Assignment
Each entry needs to appear again, retyped exactly as it is below.

Exercise inputs
- - -

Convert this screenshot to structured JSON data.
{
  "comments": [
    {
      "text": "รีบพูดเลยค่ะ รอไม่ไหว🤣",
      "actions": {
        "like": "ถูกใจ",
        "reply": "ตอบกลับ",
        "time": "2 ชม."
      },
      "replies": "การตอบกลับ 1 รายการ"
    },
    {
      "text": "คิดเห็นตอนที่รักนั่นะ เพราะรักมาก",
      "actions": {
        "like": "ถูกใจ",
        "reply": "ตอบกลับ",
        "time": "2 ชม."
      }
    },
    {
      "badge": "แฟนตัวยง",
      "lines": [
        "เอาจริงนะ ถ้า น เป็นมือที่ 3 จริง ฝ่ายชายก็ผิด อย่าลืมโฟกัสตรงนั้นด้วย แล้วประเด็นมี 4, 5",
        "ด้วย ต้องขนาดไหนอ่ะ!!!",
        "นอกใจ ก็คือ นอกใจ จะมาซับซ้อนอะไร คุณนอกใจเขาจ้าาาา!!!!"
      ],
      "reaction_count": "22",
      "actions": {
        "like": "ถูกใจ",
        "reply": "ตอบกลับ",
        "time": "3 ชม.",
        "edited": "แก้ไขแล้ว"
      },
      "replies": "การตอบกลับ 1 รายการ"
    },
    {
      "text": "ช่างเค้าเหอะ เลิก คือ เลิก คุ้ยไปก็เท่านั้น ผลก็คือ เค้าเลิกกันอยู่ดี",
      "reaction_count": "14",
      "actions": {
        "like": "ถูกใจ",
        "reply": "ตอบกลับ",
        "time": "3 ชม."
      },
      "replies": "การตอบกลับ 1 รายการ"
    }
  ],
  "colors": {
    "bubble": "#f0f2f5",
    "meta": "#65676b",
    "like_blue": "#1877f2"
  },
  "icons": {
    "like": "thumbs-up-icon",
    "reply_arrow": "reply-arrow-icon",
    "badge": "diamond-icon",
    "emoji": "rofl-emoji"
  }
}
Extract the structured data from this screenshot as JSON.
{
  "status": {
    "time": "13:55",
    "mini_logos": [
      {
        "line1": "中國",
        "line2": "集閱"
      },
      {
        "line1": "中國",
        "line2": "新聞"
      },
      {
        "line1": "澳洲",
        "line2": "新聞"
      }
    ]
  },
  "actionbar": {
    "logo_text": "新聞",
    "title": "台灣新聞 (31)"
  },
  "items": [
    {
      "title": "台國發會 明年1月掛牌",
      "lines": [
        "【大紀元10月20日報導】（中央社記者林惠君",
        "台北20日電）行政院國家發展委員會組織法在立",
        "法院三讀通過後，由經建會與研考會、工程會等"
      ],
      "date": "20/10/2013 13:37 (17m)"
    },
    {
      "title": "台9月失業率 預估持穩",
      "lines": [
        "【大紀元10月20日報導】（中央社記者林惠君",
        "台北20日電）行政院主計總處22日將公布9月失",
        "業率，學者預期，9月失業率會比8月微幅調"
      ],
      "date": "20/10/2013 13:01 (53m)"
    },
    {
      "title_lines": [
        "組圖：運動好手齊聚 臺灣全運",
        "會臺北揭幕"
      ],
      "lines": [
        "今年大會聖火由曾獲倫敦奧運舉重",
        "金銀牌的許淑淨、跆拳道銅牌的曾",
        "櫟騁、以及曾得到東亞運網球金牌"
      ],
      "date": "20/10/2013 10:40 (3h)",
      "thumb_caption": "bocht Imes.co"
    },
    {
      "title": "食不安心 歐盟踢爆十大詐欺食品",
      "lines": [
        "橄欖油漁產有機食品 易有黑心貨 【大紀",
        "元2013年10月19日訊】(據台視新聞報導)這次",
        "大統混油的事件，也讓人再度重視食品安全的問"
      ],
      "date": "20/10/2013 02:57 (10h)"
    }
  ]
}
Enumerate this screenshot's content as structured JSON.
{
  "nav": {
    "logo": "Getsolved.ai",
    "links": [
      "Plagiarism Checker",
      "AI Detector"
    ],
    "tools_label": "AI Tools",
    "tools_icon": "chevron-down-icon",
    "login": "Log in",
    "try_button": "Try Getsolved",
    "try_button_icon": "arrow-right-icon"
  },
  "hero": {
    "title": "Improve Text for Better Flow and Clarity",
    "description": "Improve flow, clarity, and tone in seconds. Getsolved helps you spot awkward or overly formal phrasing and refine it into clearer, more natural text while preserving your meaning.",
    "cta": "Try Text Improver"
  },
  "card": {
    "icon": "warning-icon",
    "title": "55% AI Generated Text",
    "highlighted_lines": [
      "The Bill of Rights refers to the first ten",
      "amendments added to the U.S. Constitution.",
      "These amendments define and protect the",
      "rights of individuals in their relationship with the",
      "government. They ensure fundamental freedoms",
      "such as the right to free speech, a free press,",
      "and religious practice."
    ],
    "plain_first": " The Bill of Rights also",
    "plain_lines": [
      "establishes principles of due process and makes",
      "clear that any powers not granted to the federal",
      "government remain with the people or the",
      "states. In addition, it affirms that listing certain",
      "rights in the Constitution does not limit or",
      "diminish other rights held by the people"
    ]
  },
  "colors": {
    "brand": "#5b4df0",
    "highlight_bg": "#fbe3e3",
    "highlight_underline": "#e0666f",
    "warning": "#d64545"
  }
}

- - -

Answer section
Convert this screenshot to structured JSON data.
{
  "comments": [
    {
      "text": "รีบพูดเลยค่ะ รอไม่ไหว🤣",
      "actions": {
        "like": "ถูกใจ",
        "reply": "ตอบกลับ",
        "time": "2 ชม."
      },
      "replies": "การตอบกลับ 1 รายการ"
    },
    {
      "text": "คิดเห็นตอนที่รักนั่นะ เพราะรักมาก",
      "actions": {
        "like": "ถูกใจ",
        "reply": "ตอบกลับ",
        "time": "2 ชม."
      }
    },
    {
      "badge": "แฟนตัวยง",
      "lines": [
        "เอาจริงนะ ถ้า น เป็นมือที่ 3 จริง ฝ่ายชายก็ผิด อย่าลืมโฟกัสตรงนั้นด้วย แล้วประเด็นมี 4, 5",
        "ด้วย ต้องขนาดไหนอ่ะ!!!",
        "นอกใจ ก็คือ นอกใจ จะมาซับซ้อนอะไร คุณนอกใจเขาจ้าาาา!!!!"
      ],
      "reaction_count": "22",
      "actions": {
        "like": "ถูกใจ",
        "reply": "ตอบกลับ",
        "time": "3 ชม.",
        "edited": "แก้ไขแล้ว"
      },
      "replies": "การตอบกลับ 1 รายการ"
    },
    {
      "text": "ช่างเค้าเหอะ เลิก คือ เลิก คุ้ยไปก็เท่านั้น ผลก็คือ เค้าเลิกกันอยู่ดี",
      "reaction_count": "14",
      "actions": {
        "like": "ถูกใจ",
        "reply": "ตอบกลับ",
        "time": "3 ชม."
      },
      "replies": "การตอบกลับ 1 รายการ"
    }
  ],
  "colors": {
    "bubble": "#f0f2f5",
    "meta": "#65676b",
    "like_blue": "#1877f2"
  },
  "icons": {
    "like": "thumbs-up-icon",
    "reply_arrow": "reply-arrow-icon",
    "badge": "diamond-icon",
    "emoji": "rofl-emoji"
  }
}
Extract the structured data from this screenshot as JSON.
{
  "status": {
    "time": "13:55",
    "mini_logos": [
      {
        "line1": "中國",
        "line2": "集閱"
      },
      {
        "line1": "中國",
        "line2": "新聞"
      },
      {
        "line1": "澳洲",
        "line2": "新聞"
      }
    ]
  },
  "actionbar": {
    "logo_text": "新聞",
    "title": "台灣新聞 (31)"
  },
  "items": [
    {
      "title": "台國發會 明年1月掛牌",
      "lines": [
        "【大紀元10月20日報導】（中央社記者林惠君",
        "台北20日電）行政院國家發展委員會組織法在立",
        "法院三讀通過後，由經建會與研考會、工程會等"
      ],
      "date": "20/10/2013 13:37 (17m)"
    },
    {
      "title": "台9月失業率 預估持穩",
      "lines": [
        "【大紀元10月20日報導】（中央社記者林惠君",
        "台北20日電）行政院主計總處22日將公布9月失",
        "業率，學者預期，9月失業率會比8月微幅調"
      ],
      "date": "20/10/2013 13:01 (53m)"
    },
    {
      "title_lines": [
        "組圖：運動好手齊聚 臺灣全運",
        "會臺北揭幕"
      ],
      "lines": [
        "今年大會聖火由曾獲倫敦奧運舉重",
        "金銀牌的許淑淨、跆拳道銅牌的曾",
        "櫟騁、以及曾得到東亞運網球金牌"
      ],
      "date": "20/10/2013 10:40 (3h)",
      "thumb_caption": "bocht Imes.co"
    },
    {
      "title": "食不安心 歐盟踢爆十大詐欺食品",
      "lines": [
        "橄欖油漁產有機食品 易有黑心貨 【大紀",
        "元2013年10月19日訊】(據台視新聞報導)這次",
        "大統混油的事件，也讓人再度重視食品安全的問"
      ],
      "date": "20/10/2013 02:57 (10h)"
    }
  ]
}
Enumerate this screenshot's content as structured JSON.
{
  "nav": {
    "logo": "Getsolved.ai",
    "links": [
      "Plagiarism Checker",
      "AI Detector"
    ],
    "tools_label": "AI Tools",
    "tools_icon": "chevron-down-icon",
    "login": "Log in",
    "try_button": "Try Getsolved",
    "try_button_icon": "arrow-right-icon"
  },
  "hero": {
    "title": "Improve Text for Better Flow and Clarity",
    "description": "Improve flow, clarity, and tone in seconds. Getsolved helps you spot awkward or overly formal phrasing and refine it into clearer, more natural text while preserving your meaning.",
    "cta": "Try Text Improver"
  },
  "card": {
    "icon": "warning-icon",
    "title": "55% AI Generated Text",
    "highlighted_lines": [
      "The Bill of Rights refers to the first ten",
      "amendments added to the U.S. Constitution.",
      "These amendments define and protect the",
      "rights of individuals in their relationship with the",
      "government. They ensure fundamental freedoms",
      "such as the right to free speech, a free press,",
      "and religious practice."
    ],
    "plain_first": " The Bill of Rights also",
    "plain_lines": [
      "establishes principles of due process and makes",
      "clear that any powers not granted to the federal",
      "government remain with the people or the",
      "states. In addition, it affirms that listing certain",
      "rights in the Constitution does not limit or",
      "diminish other rights held by the people"
    ]
  },
  "colors": {
    "brand": "#5b4df0",
    "highlight_bg": "#fbe3e3",
    "highlight_underline": "#e0666f",
    "warning": "#d64545"
  }
}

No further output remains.